• Record excerpts
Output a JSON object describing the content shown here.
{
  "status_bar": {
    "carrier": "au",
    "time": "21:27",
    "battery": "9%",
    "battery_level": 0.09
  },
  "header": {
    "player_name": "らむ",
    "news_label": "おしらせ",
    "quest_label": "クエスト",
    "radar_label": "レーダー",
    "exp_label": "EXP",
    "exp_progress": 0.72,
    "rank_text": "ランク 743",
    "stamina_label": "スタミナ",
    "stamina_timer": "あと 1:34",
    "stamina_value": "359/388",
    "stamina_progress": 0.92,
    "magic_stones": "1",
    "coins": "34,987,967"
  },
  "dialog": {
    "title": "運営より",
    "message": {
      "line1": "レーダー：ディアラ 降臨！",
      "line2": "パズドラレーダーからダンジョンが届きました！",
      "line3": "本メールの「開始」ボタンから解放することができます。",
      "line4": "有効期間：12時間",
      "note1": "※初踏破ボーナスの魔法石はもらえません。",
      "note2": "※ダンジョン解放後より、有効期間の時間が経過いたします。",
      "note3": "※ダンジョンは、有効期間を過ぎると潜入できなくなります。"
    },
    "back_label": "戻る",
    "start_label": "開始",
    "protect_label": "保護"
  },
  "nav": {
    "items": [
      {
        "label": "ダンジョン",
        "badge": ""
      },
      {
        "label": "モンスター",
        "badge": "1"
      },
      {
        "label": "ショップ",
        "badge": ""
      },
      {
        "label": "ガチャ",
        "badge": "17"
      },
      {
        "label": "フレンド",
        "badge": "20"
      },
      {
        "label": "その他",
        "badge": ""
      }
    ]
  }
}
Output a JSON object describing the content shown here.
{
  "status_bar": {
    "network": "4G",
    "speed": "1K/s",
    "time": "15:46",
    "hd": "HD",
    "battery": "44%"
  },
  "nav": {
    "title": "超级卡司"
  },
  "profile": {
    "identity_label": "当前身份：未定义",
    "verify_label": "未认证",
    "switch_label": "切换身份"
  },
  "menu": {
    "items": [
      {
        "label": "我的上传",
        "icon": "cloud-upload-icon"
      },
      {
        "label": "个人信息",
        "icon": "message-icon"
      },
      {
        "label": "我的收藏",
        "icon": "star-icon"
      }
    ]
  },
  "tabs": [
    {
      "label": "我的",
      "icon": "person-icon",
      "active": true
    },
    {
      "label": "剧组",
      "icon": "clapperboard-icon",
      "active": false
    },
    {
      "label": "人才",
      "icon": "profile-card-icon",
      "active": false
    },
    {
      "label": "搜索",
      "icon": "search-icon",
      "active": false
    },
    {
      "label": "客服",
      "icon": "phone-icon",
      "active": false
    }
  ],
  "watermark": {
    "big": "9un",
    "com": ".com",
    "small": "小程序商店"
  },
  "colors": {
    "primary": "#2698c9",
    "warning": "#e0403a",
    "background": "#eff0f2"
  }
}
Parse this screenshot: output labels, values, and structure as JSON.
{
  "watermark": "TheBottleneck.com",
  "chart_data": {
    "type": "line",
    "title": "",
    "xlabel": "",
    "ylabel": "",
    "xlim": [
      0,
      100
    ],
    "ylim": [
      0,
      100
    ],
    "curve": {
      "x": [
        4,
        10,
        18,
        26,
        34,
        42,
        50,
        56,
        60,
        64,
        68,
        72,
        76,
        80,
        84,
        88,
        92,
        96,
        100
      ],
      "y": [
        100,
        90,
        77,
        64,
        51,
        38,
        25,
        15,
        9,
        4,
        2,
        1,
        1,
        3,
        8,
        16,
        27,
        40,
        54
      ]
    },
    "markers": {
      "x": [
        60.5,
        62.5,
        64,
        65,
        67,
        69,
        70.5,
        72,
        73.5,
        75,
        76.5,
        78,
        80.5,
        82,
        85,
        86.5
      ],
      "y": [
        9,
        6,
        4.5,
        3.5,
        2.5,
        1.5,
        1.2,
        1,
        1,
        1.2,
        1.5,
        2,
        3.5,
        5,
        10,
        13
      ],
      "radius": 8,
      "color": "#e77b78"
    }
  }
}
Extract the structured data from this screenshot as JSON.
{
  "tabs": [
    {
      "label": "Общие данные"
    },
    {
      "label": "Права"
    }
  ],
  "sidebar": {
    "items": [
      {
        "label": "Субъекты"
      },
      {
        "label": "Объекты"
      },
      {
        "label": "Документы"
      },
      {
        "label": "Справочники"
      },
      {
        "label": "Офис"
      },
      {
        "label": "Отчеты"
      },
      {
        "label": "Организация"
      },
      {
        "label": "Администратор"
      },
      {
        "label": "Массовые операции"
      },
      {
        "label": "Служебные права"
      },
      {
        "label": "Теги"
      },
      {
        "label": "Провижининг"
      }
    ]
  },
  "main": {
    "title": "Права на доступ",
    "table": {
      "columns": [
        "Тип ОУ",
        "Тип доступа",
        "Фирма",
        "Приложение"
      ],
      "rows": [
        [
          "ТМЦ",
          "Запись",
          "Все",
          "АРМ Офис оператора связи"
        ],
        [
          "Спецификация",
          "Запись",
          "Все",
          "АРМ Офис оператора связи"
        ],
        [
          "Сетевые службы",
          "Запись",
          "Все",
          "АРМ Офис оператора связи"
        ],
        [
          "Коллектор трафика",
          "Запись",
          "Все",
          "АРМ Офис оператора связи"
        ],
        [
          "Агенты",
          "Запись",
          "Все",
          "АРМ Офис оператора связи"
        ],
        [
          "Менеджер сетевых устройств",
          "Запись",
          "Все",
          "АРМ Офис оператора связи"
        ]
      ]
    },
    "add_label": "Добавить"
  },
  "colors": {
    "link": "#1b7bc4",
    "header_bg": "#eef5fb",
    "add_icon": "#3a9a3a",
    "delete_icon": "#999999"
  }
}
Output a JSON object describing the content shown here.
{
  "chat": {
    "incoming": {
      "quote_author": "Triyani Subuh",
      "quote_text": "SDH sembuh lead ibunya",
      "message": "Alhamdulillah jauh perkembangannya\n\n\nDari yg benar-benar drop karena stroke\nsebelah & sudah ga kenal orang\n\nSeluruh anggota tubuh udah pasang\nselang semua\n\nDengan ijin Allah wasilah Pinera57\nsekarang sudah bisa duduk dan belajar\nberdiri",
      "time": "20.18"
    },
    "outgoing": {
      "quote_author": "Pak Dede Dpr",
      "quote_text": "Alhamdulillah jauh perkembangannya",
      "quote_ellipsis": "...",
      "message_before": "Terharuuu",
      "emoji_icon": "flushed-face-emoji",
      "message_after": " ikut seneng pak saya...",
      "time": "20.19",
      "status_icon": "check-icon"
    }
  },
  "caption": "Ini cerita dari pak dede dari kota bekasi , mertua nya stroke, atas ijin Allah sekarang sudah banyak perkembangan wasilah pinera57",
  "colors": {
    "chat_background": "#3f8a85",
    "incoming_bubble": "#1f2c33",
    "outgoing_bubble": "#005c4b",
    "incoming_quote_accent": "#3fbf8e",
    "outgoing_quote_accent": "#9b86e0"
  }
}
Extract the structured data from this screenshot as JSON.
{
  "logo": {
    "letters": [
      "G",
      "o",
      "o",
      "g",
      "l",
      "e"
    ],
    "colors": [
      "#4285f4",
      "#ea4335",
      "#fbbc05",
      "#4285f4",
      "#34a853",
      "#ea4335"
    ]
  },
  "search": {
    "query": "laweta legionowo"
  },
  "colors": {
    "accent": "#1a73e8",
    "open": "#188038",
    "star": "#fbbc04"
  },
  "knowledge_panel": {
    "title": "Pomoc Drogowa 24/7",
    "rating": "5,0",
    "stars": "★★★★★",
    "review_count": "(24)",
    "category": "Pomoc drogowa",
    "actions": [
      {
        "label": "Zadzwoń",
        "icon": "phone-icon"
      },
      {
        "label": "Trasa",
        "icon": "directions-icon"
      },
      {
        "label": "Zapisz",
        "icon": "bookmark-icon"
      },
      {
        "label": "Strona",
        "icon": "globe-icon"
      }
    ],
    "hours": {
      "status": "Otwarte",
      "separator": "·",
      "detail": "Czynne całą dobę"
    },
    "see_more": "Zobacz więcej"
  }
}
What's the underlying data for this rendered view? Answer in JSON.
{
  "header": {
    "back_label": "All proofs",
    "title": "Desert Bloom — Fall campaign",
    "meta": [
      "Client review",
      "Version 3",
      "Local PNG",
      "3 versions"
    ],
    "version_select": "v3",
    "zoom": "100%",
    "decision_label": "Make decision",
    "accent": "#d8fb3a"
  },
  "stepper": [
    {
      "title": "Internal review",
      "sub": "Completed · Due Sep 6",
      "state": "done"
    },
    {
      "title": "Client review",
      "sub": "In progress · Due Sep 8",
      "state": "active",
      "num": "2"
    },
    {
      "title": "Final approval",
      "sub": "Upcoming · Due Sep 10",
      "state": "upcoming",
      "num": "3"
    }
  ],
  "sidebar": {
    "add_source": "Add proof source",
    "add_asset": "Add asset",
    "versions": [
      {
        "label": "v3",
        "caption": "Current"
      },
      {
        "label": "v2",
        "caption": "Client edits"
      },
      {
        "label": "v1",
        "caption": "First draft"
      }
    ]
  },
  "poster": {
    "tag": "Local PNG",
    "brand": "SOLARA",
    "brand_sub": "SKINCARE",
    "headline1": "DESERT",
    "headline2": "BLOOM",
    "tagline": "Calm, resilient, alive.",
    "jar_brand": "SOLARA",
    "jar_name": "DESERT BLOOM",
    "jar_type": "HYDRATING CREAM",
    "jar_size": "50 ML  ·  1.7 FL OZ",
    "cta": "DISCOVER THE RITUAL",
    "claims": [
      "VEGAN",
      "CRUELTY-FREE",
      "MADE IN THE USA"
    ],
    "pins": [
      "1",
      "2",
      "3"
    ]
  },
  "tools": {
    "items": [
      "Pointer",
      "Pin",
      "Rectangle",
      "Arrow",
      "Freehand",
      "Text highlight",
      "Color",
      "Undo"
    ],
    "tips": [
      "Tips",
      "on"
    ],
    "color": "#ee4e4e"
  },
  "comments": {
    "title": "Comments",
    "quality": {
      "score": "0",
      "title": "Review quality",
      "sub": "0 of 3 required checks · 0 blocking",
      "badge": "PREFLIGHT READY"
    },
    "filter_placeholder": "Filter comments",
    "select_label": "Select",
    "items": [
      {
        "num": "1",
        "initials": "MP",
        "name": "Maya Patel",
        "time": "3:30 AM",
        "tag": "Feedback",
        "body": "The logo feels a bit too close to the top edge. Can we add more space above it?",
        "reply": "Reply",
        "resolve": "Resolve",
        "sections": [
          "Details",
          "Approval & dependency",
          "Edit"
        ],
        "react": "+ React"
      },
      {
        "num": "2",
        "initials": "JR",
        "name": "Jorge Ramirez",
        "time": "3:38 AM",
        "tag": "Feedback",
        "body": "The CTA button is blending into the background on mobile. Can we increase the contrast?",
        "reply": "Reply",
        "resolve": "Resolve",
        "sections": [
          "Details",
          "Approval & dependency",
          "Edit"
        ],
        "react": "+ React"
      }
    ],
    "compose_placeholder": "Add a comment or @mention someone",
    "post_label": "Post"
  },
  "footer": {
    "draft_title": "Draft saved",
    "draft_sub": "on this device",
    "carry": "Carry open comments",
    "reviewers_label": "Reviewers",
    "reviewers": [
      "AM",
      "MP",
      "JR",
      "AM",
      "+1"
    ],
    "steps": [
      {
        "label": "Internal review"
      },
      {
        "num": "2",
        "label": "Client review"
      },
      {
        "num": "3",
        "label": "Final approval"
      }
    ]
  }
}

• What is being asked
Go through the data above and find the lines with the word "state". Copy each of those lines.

• Task output
      "state": "done"
      "state": "active",
      "state": "upcoming",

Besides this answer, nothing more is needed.